#### BRIEF
Write out the data again in full, exactly as it reads.

#### AVAILABLE DATA
--- START ---

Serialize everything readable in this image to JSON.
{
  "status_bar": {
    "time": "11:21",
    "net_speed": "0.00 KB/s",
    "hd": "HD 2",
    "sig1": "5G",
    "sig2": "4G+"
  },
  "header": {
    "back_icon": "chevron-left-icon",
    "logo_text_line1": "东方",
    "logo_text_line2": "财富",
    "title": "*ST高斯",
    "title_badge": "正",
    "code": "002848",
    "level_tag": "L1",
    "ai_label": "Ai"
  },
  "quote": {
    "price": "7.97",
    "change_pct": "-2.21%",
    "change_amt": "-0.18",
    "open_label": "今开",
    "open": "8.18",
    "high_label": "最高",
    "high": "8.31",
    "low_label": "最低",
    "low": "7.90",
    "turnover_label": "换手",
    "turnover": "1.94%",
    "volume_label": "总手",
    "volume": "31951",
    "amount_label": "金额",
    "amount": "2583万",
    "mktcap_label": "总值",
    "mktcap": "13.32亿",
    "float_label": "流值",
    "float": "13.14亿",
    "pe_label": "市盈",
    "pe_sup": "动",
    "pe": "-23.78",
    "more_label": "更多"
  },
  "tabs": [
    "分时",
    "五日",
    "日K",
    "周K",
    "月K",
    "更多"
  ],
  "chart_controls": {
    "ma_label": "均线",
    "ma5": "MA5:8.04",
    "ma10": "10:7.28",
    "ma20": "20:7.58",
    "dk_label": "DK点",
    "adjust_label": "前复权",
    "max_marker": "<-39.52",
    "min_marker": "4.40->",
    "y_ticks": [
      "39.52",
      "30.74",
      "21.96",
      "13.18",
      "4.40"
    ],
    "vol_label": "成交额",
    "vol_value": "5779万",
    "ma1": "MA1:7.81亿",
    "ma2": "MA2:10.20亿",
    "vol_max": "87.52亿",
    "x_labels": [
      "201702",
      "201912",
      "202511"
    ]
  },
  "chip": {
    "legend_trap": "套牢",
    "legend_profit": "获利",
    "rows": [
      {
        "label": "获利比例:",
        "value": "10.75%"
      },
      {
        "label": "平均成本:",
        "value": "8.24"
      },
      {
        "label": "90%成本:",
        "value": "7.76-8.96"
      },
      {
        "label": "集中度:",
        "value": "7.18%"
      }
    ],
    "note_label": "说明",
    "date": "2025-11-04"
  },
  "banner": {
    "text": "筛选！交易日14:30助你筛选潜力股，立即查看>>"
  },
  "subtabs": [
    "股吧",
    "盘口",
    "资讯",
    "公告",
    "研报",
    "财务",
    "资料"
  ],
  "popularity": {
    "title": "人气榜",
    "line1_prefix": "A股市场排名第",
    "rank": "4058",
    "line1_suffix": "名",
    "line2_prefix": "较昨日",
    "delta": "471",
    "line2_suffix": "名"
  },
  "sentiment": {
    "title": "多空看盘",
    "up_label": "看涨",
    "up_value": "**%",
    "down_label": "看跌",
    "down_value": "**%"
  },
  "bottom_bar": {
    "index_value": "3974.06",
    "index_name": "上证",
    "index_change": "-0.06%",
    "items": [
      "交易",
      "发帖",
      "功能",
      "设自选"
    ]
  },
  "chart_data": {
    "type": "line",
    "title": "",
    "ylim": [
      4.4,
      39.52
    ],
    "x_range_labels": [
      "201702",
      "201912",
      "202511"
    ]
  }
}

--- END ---

#### ANSWER TO THE PROBLEM
Serialize everything readable in this image to JSON.
{
  "status_bar": {
    "time": "11:21",
    "net_speed": "0.00 KB/s",
    "hd": "HD 2",
    "sig1": "5G",
    "sig2": "4G+"
  },
  "header": {
    "back_icon": "chevron-left-icon",
    "logo_text_line1": "东方",
    "logo_text_line2": "财富",
    "title": "*ST高斯",
    "title_badge": "正",
    "code": "002848",
    "level_tag": "L1",
    "ai_label": "Ai"
  },
  "quote": {
    "price": "7.97",
    "change_pct": "-2.21%",
    "change_amt": "-0.18",
    "open_label": "今开",
    "open": "8.18",
    "high_label": "最高",
    "high": "8.31",
    "low_label": "最低",
    "low": "7.90",
    "turnover_label": "换手",
    "turnover": "1.94%",
    "volume_label": "总手",
    "volume": "31951",
    "amount_label": "金额",
    "amount": "2583万",
    "mktcap_label": "总值",
    "mktcap": "13.32亿",
    "float_label": "流值",
    "float": "13.14亿",
    "pe_label": "市盈",
    "pe_sup": "动",
    "pe": "-23.78",
    "more_label": "更多"
  },
  "tabs": [
    "分时",
    "五日",
    "日K",
    "周K",
    "月K",
    "更多"
  ],
  "chart_controls": {
    "ma_label": "均线",
    "ma5": "MA5:8.04",
    "ma10": "10:7.28",
    "ma20": "20:7.58",
    "dk_label": "DK点",
    "adjust_label": "前复权",
    "max_marker": "<-39.52",
    "min_marker": "4.40->",
    "y_ticks": [
      "39.52",
      "30.74",
      "21.96",
      "13.18",
      "4.40"
    ],
    "vol_label": "成交额",
    "vol_value": "5779万",
    "ma1": "MA1:7.81亿",
    "ma2": "MA2:10.20亿",
    "vol_max": "87.52亿",
    "x_labels": [
      "201702",
      "201912",
      "202511"
    ]
  },
  "chip": {
    "legend_trap": "套牢",
    "legend_profit": "获利",
    "rows": [
      {
        "label": "获利比例:",
        "value": "10.75%"
      },
      {
        "label": "平均成本:",
        "value": "8.24"
      },
      {
        "label": "90%成本:",
        "value": "7.76-8.96"
      },
      {
        "label": "集中度:",
        "value": "7.18%"
      }
    ],
    "note_label": "说明",
    "date": "2025-11-04"
  },
  "banner": {
    "text": "筛选！交易日14:30助你筛选潜力股，立即查看>>"
  },
  "subtabs": [
    "股吧",
    "盘口",
    "资讯",
    "公告",
    "研报",
    "财务",
    "资料"
  ],
  "popularity": {
    "title": "人气榜",
    "line1_prefix": "A股市场排名第",
    "rank": "4058",
    "line1_suffix": "名",
    "line2_prefix": "较昨日",
    "delta": "471",
    "line2_suffix": "名"
  },
  "sentiment": {
    "title": "多空看盘",
    "up_label": "看涨",
    "up_value": "**%",
    "down_label": "看跌",
    "down_value": "**%"
  },
  "bottom_bar": {
    "index_value": "3974.06",
    "index_name": "上证",
    "index_change": "-0.06%",
    "items": [
      "交易",
      "发帖",
      "功能",
      "设自选"
    ]
  },
  "chart_data": {
    "type": "line",
    "title": "",
    "ylim": [
      4.4,
      39.52
    ],
    "x_range_labels": [
      "201702",
      "201912",
      "202511"
    ]
  }
}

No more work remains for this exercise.